__WORK TO BE COMPLETED__
When you reproduce the data, keep every word exactly as it stands and leave the pictures out.
--- MATERIAL SUPPLIED Enclosed Below ---
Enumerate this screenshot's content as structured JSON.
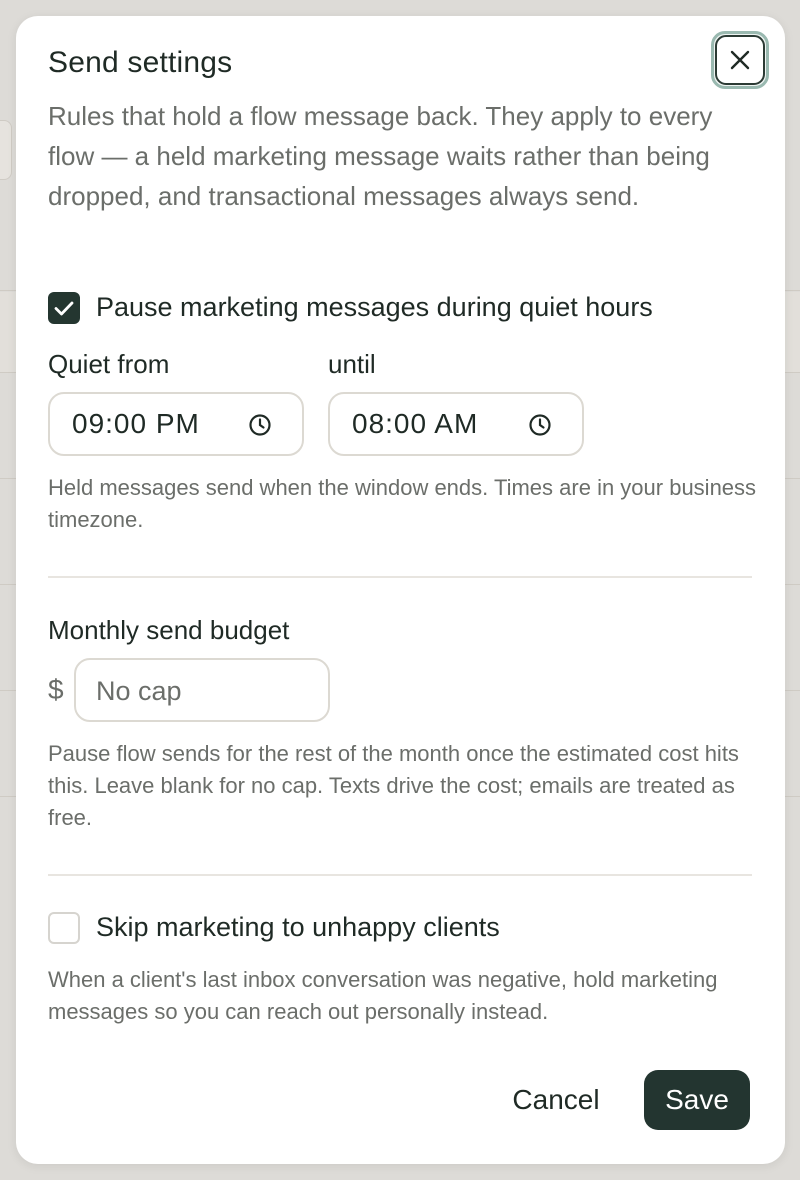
{
  "modal": {
    "title": "Send settings",
    "close_icon": "close-icon",
    "intro": "Rules that hold a flow message back. They apply to every flow — a held marketing message waits rather than being dropped, and transactional messages always send."
  },
  "quiet_hours": {
    "checkbox_label": "Pause marketing messages during quiet hours",
    "checked": true,
    "from_label": "Quiet from",
    "until_label": "until",
    "from_value": "09:00 PM",
    "until_value": "08:00 AM",
    "clock_icon": "clock-icon",
    "help": "Held messages send when the window ends. Times are in your business timezone."
  },
  "budget": {
    "label": "Monthly send budget",
    "currency": "$",
    "placeholder": "No cap",
    "value": "",
    "help": "Pause flow sends for the rest of the month once the estimated cost hits this. Leave blank for no cap. Texts drive the cost; emails are treated as free."
  },
  "unhappy": {
    "checkbox_label": "Skip marketing to unhappy clients",
    "checked": false,
    "help": "When a client's last inbox conversation was negative, hold marketing messages so you can reach out personally instead."
  },
  "actions": {
    "cancel_label": "Cancel",
    "save_label": "Save"
  },
  "colors": {
    "primary": "#233530",
    "focus_ring": "#9ab9b0",
    "muted_text": "#6b6e6a",
    "backdrop": "#dddbd7"
  }
}
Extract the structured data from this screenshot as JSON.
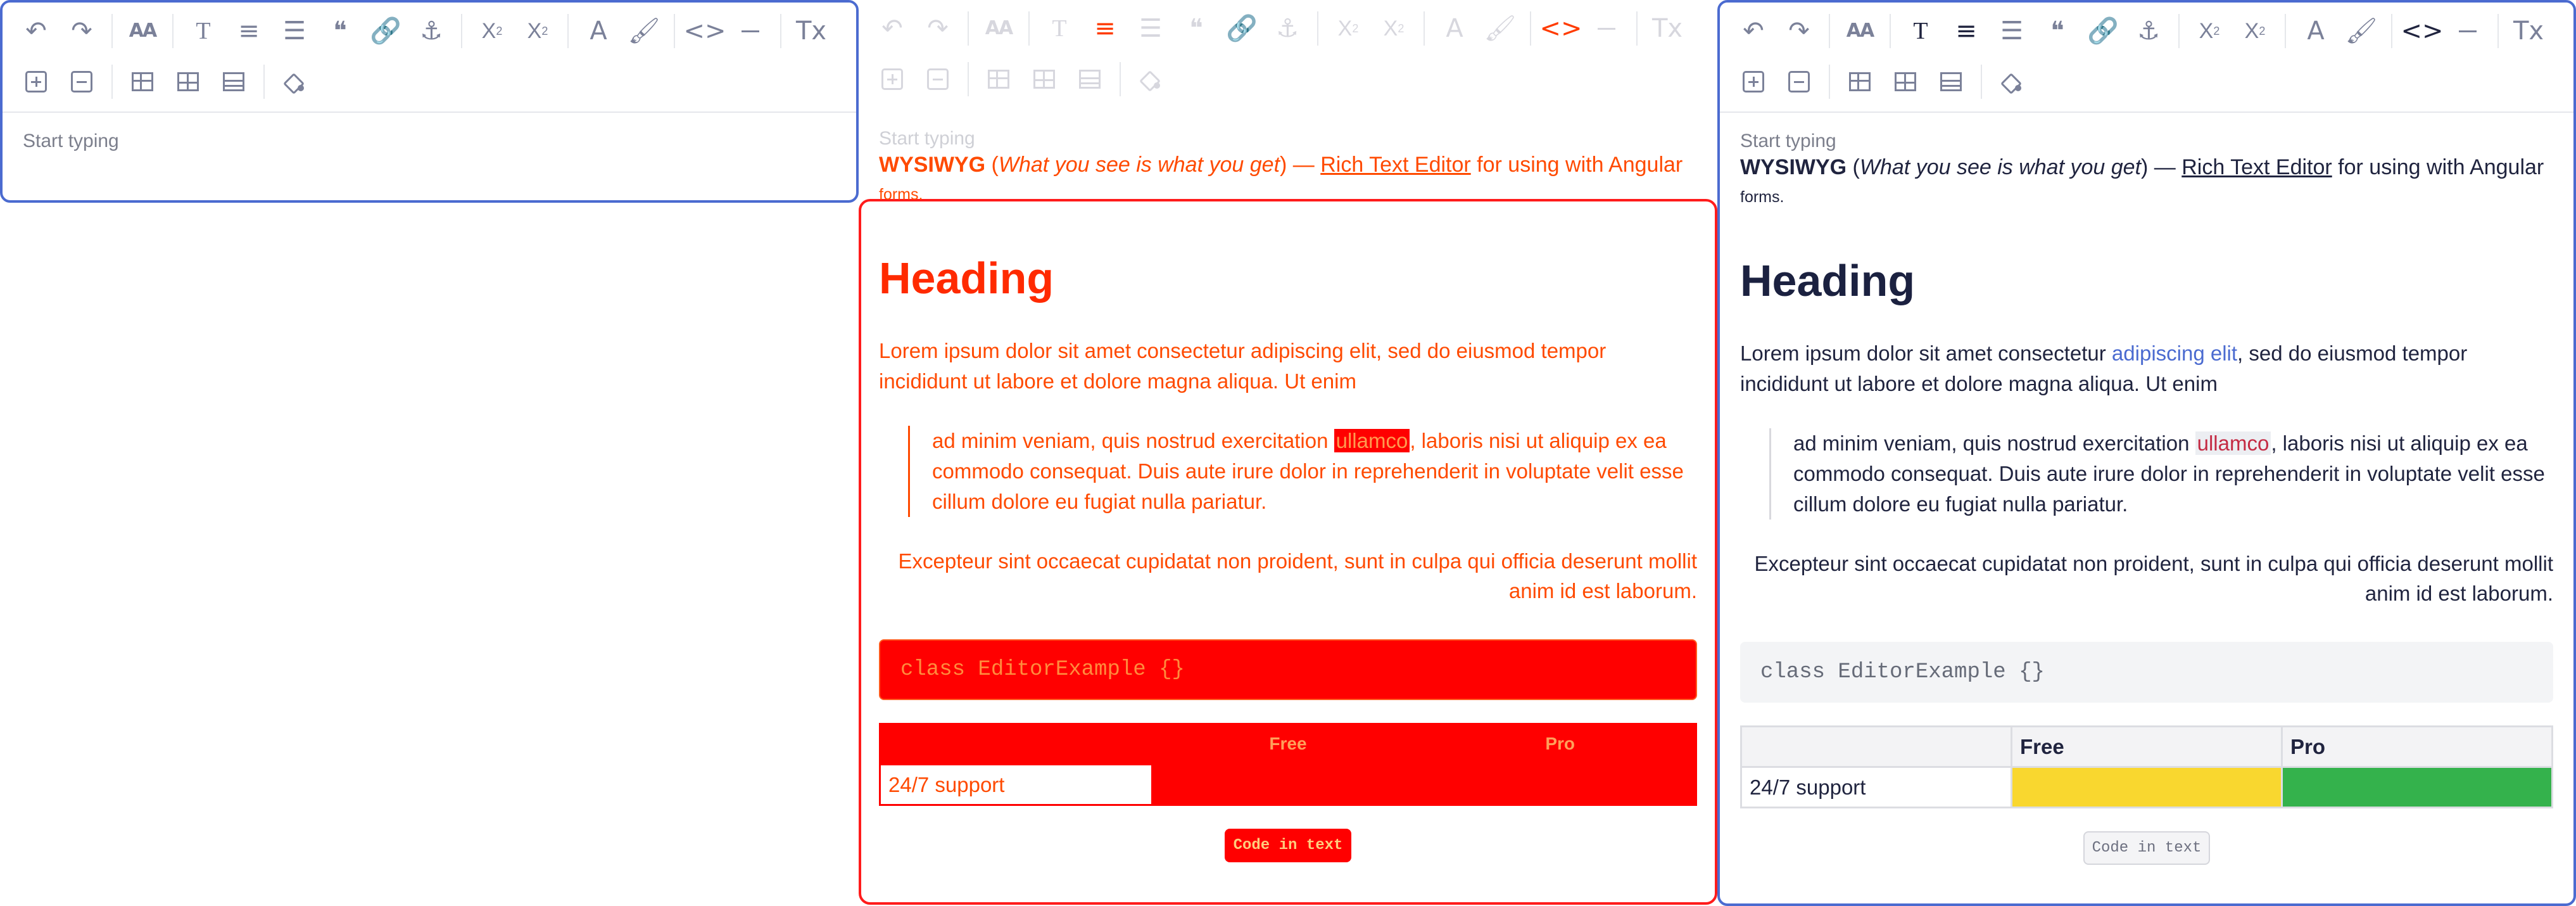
{
  "panels": {
    "left": {
      "placeholder": "Start typing"
    },
    "middle": {
      "placeholder": "Start typing",
      "intro_bold": "WYSIWYG",
      "intro_italic": "What you see is what you get",
      "intro_dash": "—",
      "intro_link": "Rich Text Editor",
      "intro_rest": "for using with Angular",
      "intro_small": "forms.",
      "heading": "Heading",
      "paragraph_start": "Lorem ipsum dolor sit amet consectetur",
      "paragraph_highlight": "adipiscing elit",
      "paragraph_end": ", sed do eiusmod tempor incididunt ut labore et dolore magna aliqua. Ut enim",
      "quote_start": "ad minim veniam, quis nostrud exercitation",
      "quote_highlight": "ullamco",
      "quote_end": ", laboris nisi ut aliquip ex ea commodo consequat. Duis aute irure dolor in reprehenderit in voluptate velit esse cillum dolore eu fugiat nulla pariatur.",
      "right_paragraph": "Excepteur sint occaecat cupidatat non proident, sunt in culpa qui officia deserunt mollit anim id est laborum.",
      "code_block": "class EditorExample {}",
      "table": {
        "headers": [
          "",
          "Free",
          "Pro"
        ],
        "row_label": "24/7 support"
      },
      "inline_code": "Code in text"
    },
    "right": {
      "placeholder": "Start typing",
      "intro_bold": "WYSIWYG",
      "intro_italic": "What you see is what you get",
      "intro_dash": "—",
      "intro_link": "Rich Text Editor",
      "intro_rest": "for using with Angular",
      "intro_small": "forms.",
      "heading": "Heading",
      "paragraph_start": "Lorem ipsum dolor sit amet consectetur",
      "paragraph_highlight": "adipiscing elit",
      "paragraph_end": ", sed do eiusmod tempor incididunt ut labore et dolore magna aliqua. Ut enim",
      "quote_start": "ad minim veniam, quis nostrud exercitation",
      "quote_highlight": "ullamco",
      "quote_end": ", laboris nisi ut aliquip ex ea commodo consequat. Duis aute irure dolor in reprehenderit in voluptate velit esse cillum dolore eu fugiat nulla pariatur.",
      "right_paragraph": "Excepteur sint occaecat cupidatat non proident, sunt in culpa qui officia deserunt mollit anim id est laborum.",
      "code_block": "class EditorExample {}",
      "table": {
        "headers": [
          "",
          "Free",
          "Pro"
        ],
        "row_label": "24/7 support"
      },
      "inline_code": "Code in text"
    }
  },
  "colors": {
    "blue_border": "#4b6bd0",
    "red_border": "#ff1c1c",
    "yellow_cell": "#f9d72f",
    "green_cell": "#34b24c"
  },
  "icons": {
    "toolbar_row_1": [
      "undo-icon",
      "redo-icon",
      "font-size-icon",
      "text-style-icon",
      "align-icon",
      "list-icon",
      "quote-icon",
      "link-icon",
      "anchor-icon",
      "subscript-icon",
      "superscript-icon",
      "text-color-icon",
      "paint-format-icon",
      "code-icon",
      "horizontal-rule-icon",
      "clear-format-icon"
    ],
    "toolbar_row_2": [
      "add-block-icon",
      "remove-block-icon",
      "table-icon",
      "insert-column-icon",
      "table-rows-icon",
      "fill-color-icon"
    ]
  }
}
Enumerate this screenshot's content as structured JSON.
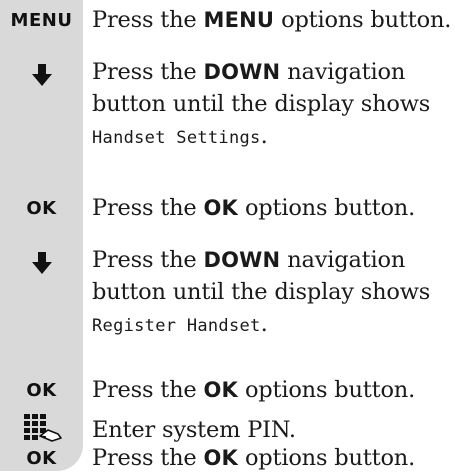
{
  "steps": [
    {
      "key": "MENU",
      "pre": "Press the ",
      "button": "MENU",
      "post": " options button."
    },
    {
      "icon": "down-arrow-icon",
      "pre": "Press the ",
      "button": "DOWN",
      "post": " navigation button until the display shows ",
      "display": "Handset Settings",
      "end": "."
    },
    {
      "key": "OK",
      "pre": "Press the ",
      "button": "OK",
      "post": " options button."
    },
    {
      "icon": "down-arrow-icon",
      "pre": "Press the ",
      "button": "DOWN",
      "post": " navigation button until the display shows ",
      "display": "Register Handset",
      "end": "."
    },
    {
      "key": "OK",
      "pre": "Press the ",
      "button": "OK",
      "post": " options button."
    },
    {
      "icon": "keypad-hand-icon",
      "text": "Enter system PIN."
    },
    {
      "key": "OK",
      "pre": "Press the ",
      "button": "OK",
      "post": " options button."
    }
  ]
}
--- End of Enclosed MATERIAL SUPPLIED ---
__WRITTEN SOLUTION__
Enumerate this screenshot's content as structured JSON.
{
  "modal": {
    "title": "Send settings",
    "close_icon": "close-icon",
    "intro": "Rules that hold a flow message back. They apply to every flow — a held marketing message waits rather than being dropped, and transactional messages always send."
  },
  "quiet_hours": {
    "checkbox_label": "Pause marketing messages during quiet hours",
    "checked": true,
    "from_label": "Quiet from",
    "until_label": "until",
    "from_value": "09:00 PM",
    "until_value": "08:00 AM",
    "clock_icon": "clock-icon",
    "help": "Held messages send when the window ends. Times are in your business timezone."
  },
  "budget": {
    "label": "Monthly send budget",
    "currency": "$",
    "placeholder": "No cap",
    "value": "",
    "help": "Pause flow sends for the rest of the month once the estimated cost hits this. Leave blank for no cap. Texts drive the cost; emails are treated as free."
  },
  "unhappy": {
    "checkbox_label": "Skip marketing to unhappy clients",
    "checked": false,
    "help": "When a client's last inbox conversation was negative, hold marketing messages so you can reach out personally instead."
  },
  "actions": {
    "cancel_label": "Cancel",
    "save_label": "Save"
  },
  "colors": {
    "primary": "#233530",
    "focus_ring": "#9ab9b0",
    "muted_text": "#6b6e6a",
    "backdrop": "#dddbd7"
  }
}
Extract the structured data from this screenshot as JSON.
{
  "panels": {
    "left": {
      "placeholder": "Start typing"
    },
    "middle": {
      "placeholder": "Start typing",
      "intro_bold": "WYSIWYG",
      "intro_italic": "What you see is what you get",
      "intro_dash": "—",
      "intro_link": "Rich Text Editor",
      "intro_rest": "for using with Angular",
      "intro_small": "forms.",
      "heading": "Heading",
      "paragraph_start": "Lorem ipsum dolor sit amet consectetur",
      "paragraph_highlight": "adipiscing elit",
      "paragraph_end": ", sed do eiusmod tempor incididunt ut labore et dolore magna aliqua. Ut enim",
      "quote_start": "ad minim veniam, quis nostrud exercitation",
      "quote_highlight": "ullamco",
      "quote_end": ", laboris nisi ut aliquip ex ea commodo consequat. Duis aute irure dolor in reprehenderit in voluptate velit esse cillum dolore eu fugiat nulla pariatur.",
      "right_paragraph": "Excepteur sint occaecat cupidatat non proident, sunt in culpa qui officia deserunt mollit anim id est laborum.",
      "code_block": "class EditorExample {}",
      "table": {
        "headers": [
          "",
          "Free",
          "Pro"
        ],
        "row_label": "24/7 support"
      },
      "inline_code": "Code in text"
    },
    "right": {
      "placeholder": "Start typing",
      "intro_bold": "WYSIWYG",
      "intro_italic": "What you see is what you get",
      "intro_dash": "—",
      "intro_link": "Rich Text Editor",
      "intro_rest": "for using with Angular",
      "intro_small": "forms.",
      "heading": "Heading",
      "paragraph_start": "Lorem ipsum dolor sit amet consectetur",
      "paragraph_highlight": "adipiscing elit",
      "paragraph_end": ", sed do eiusmod tempor incididunt ut labore et dolore magna aliqua. Ut enim",
      "quote_start": "ad minim veniam, quis nostrud exercitation",
      "quote_highlight": "ullamco",
      "quote_end": ", laboris nisi ut aliquip ex ea commodo consequat. Duis aute irure dolor in reprehenderit in voluptate velit esse cillum dolore eu fugiat nulla pariatur.",
      "right_paragraph": "Excepteur sint occaecat cupidatat non proident, sunt in culpa qui officia deserunt mollit anim id est laborum.",
      "code_block": "class EditorExample {}",
      "table": {
        "headers": [
          "",
          "Free",
          "Pro"
        ],
        "row_label": "24/7 support"
      },
      "inline_code": "Code in text"
    }
  },
  "colors": {
    "blue_border": "#4b6bd0",
    "red_border": "#ff1c1c",
    "yellow_cell": "#f9d72f",
    "green_cell": "#34b24c"
  },
  "icons": {
    "toolbar_row_1": [
      "undo-icon",
      "redo-icon",
      "font-size-icon",
      "text-style-icon",
      "align-icon",
      "list-icon",
      "quote-icon",
      "link-icon",
      "anchor-icon",
      "subscript-icon",
      "superscript-icon",
      "text-color-icon",
      "paint-format-icon",
      "code-icon",
      "horizontal-rule-icon",
      "clear-format-icon"
    ],
    "toolbar_row_2": [
      "add-block-icon",
      "remove-block-icon",
      "table-icon",
      "insert-column-icon",
      "table-rows-icon",
      "fill-color-icon"
    ]
  }
}
Enumerate this screenshot's content as structured JSON.
{
  "steps": [
    {
      "key": "MENU",
      "pre": "Press the ",
      "button": "MENU",
      "post": " options button."
    },
    {
      "icon": "down-arrow-icon",
      "pre": "Press the ",
      "button": "DOWN",
      "post": " navigation button until the display shows ",
      "display": "Handset Settings",
      "end": "."
    },
    {
      "key": "OK",
      "pre": "Press the ",
      "button": "OK",
      "post": " options button."
    },
    {
      "icon": "down-arrow-icon",
      "pre": "Press the ",
      "button": "DOWN",
      "post": " navigation button until the display shows ",
      "display": "Register Handset",
      "end": "."
    },
    {
      "key": "OK",
      "pre": "Press the ",
      "button": "OK",
      "post": " options button."
    },
    {
      "icon": "keypad-hand-icon",
      "text": "Enter system PIN."
    },
    {
      "key": "OK",
      "pre": "Press the ",
      "button": "OK",
      "post": " options button."
    }
  ]
}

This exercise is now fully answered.